■ **Problem to solve**
Search the material below for the string "this" and list each line that holds it.

■ **Dataset extract**
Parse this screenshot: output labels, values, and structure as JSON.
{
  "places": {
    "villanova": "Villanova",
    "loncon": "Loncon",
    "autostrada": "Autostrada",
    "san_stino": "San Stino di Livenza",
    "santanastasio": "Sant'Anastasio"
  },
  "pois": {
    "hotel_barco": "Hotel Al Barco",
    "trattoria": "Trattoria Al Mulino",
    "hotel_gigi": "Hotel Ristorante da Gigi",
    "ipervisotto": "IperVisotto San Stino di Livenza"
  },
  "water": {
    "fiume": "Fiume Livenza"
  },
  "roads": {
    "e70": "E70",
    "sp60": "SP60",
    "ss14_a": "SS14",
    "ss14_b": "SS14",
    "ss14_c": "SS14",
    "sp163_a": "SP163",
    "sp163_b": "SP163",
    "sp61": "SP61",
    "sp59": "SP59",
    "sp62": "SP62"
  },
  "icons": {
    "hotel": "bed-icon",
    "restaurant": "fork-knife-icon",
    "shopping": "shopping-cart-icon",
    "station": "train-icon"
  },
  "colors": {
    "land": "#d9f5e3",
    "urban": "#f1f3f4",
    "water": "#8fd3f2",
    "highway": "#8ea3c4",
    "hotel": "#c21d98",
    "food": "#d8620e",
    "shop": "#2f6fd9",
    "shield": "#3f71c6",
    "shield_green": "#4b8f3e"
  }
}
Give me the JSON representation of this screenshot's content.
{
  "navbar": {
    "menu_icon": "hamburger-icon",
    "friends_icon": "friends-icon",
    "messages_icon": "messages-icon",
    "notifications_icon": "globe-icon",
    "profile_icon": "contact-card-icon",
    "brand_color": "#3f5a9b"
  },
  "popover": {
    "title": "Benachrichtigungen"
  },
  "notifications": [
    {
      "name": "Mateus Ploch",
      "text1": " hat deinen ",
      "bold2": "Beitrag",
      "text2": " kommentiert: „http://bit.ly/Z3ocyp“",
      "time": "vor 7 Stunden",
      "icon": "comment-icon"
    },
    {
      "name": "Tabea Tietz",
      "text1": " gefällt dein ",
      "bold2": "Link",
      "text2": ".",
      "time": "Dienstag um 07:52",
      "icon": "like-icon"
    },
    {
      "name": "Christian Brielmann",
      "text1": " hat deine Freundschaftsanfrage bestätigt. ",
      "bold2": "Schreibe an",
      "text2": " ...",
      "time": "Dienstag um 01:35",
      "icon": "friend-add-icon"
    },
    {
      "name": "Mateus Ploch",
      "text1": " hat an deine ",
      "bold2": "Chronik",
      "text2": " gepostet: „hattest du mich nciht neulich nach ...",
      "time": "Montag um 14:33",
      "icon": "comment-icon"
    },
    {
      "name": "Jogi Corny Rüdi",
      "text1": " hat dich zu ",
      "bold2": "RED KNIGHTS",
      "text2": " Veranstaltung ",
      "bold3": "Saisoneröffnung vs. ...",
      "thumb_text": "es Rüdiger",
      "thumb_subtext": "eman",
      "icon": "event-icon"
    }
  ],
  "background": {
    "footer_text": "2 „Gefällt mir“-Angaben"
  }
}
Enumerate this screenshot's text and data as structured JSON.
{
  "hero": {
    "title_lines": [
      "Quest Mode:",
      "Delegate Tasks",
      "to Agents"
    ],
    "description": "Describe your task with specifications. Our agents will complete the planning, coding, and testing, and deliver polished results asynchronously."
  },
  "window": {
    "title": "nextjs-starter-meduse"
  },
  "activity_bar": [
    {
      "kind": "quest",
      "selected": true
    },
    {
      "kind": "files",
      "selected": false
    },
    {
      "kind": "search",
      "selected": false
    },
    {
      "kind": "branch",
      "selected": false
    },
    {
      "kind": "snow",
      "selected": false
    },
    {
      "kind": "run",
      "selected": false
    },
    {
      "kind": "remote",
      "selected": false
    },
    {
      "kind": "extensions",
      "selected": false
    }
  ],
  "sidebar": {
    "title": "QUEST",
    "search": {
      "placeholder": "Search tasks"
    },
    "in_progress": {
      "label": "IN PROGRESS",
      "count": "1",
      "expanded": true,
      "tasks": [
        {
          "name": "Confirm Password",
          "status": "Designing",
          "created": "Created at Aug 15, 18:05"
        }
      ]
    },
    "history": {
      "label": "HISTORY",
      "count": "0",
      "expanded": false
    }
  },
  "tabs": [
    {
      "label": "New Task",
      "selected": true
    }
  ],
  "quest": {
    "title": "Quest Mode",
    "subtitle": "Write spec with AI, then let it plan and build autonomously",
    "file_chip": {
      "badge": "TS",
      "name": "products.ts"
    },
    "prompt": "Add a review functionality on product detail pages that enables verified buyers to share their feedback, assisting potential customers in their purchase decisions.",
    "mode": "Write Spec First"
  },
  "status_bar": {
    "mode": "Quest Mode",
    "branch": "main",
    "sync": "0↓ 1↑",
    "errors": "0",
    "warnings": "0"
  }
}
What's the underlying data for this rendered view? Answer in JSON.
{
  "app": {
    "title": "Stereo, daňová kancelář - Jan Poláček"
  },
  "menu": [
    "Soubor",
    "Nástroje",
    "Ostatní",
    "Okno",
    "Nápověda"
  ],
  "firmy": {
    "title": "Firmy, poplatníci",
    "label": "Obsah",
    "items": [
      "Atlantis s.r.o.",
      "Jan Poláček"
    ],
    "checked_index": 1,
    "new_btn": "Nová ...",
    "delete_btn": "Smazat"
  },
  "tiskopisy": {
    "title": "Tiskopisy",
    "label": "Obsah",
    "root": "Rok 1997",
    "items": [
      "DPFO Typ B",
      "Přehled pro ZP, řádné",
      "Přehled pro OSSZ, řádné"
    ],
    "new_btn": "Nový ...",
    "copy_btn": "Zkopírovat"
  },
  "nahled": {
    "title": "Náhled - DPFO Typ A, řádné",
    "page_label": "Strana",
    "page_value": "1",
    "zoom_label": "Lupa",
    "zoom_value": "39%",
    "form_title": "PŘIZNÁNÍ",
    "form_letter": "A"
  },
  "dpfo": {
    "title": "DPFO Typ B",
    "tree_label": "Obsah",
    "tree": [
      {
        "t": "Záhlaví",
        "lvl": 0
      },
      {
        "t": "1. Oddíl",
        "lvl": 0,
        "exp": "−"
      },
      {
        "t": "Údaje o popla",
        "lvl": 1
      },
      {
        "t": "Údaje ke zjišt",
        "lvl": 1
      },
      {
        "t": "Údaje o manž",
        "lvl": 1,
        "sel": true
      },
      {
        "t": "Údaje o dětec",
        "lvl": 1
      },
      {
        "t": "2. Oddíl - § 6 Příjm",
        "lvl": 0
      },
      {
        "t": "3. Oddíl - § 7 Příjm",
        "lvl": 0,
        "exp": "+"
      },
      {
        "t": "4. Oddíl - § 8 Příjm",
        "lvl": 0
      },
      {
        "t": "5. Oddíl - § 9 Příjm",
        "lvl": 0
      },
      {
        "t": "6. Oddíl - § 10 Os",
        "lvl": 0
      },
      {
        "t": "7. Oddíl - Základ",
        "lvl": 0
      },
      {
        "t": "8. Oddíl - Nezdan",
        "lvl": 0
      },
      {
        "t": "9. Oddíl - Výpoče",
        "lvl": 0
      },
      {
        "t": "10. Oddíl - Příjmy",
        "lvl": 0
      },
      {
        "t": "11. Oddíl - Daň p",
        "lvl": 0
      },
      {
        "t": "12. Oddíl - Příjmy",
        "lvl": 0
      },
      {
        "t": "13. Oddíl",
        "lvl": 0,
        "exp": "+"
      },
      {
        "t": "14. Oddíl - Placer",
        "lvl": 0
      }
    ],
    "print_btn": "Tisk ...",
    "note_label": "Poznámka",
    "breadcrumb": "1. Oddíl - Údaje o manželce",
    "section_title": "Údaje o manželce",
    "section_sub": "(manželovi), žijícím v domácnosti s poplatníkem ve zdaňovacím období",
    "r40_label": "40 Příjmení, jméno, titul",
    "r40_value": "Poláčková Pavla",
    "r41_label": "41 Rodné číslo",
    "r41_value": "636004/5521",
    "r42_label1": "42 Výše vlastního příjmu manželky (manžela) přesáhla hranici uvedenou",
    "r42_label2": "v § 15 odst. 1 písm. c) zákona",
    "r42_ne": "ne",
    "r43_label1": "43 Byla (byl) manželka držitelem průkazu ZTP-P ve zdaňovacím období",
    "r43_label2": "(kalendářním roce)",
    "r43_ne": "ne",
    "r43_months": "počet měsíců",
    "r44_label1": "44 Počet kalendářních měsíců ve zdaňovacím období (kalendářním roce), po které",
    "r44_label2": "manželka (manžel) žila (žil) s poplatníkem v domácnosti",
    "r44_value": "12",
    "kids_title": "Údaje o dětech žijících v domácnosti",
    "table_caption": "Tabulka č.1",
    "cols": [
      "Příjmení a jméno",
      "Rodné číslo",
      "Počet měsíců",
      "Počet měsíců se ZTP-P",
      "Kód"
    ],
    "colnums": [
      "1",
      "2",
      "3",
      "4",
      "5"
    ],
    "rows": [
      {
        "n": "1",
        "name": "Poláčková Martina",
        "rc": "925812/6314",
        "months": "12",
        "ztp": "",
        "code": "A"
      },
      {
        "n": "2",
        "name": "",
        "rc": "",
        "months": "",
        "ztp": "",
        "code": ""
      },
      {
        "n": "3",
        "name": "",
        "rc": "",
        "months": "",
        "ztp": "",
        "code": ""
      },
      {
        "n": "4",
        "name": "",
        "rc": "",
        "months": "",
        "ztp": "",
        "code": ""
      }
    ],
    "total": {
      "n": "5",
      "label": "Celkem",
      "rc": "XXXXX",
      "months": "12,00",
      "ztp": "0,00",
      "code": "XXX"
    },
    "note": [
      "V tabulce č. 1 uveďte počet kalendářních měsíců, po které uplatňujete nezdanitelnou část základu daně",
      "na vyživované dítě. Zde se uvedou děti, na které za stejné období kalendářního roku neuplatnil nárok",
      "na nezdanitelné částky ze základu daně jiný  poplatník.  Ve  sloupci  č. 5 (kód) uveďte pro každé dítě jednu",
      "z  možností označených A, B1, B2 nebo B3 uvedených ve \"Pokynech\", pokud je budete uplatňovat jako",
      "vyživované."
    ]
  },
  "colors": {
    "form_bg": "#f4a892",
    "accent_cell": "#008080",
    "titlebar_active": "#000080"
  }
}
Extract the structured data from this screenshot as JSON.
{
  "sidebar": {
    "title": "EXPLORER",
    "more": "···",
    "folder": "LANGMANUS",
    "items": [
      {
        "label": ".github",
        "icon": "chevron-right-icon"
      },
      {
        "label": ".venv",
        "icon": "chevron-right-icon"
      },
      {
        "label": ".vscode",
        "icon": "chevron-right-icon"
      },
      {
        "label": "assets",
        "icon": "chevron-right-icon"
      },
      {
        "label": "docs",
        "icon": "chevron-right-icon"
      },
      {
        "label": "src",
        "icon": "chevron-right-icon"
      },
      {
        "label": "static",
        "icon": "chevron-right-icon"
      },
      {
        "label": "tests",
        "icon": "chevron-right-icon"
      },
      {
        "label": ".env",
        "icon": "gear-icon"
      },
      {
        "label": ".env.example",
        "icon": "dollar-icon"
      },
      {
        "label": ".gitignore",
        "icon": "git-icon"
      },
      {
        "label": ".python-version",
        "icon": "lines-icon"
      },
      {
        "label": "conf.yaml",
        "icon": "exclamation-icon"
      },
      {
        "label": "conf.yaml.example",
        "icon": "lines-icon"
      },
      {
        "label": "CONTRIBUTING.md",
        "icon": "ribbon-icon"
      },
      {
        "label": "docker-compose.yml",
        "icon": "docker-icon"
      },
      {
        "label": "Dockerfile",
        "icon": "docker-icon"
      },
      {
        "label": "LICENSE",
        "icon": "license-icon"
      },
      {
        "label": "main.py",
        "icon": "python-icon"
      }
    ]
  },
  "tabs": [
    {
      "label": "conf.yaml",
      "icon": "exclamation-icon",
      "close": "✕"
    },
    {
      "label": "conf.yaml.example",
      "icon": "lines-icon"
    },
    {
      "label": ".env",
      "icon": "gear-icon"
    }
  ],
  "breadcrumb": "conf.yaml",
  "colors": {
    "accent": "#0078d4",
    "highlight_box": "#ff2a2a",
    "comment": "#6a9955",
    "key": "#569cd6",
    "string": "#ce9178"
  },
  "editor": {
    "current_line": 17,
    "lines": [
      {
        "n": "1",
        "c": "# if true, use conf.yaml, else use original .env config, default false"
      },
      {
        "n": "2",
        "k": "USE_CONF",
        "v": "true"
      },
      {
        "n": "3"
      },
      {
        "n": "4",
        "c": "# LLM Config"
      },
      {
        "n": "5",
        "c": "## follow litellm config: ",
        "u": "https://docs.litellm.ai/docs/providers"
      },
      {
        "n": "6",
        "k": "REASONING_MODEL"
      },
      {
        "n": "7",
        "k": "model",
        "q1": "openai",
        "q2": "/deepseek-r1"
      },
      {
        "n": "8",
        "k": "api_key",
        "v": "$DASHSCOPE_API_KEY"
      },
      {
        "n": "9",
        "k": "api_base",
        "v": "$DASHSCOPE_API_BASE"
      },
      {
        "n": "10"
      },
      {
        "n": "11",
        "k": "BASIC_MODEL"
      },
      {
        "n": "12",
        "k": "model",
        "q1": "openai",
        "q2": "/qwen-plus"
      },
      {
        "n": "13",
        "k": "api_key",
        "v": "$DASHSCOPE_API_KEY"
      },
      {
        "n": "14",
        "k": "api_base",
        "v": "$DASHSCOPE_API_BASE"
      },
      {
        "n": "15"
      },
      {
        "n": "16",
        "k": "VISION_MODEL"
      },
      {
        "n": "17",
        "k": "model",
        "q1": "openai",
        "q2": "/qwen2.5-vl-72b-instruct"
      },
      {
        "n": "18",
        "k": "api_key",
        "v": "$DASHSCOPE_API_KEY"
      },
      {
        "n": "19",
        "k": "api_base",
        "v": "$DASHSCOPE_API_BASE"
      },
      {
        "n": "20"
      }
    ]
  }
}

■ **Written response**
Parse this screenshot: output labels, values, and structure as JSON.
Give me the JSON representation of this screenshot's content.
Enumerate this screenshot's text and data as structured JSON.
What's the underlying data for this rendered view? Answer in JSON.
Extract the structured data from this screenshot as JSON.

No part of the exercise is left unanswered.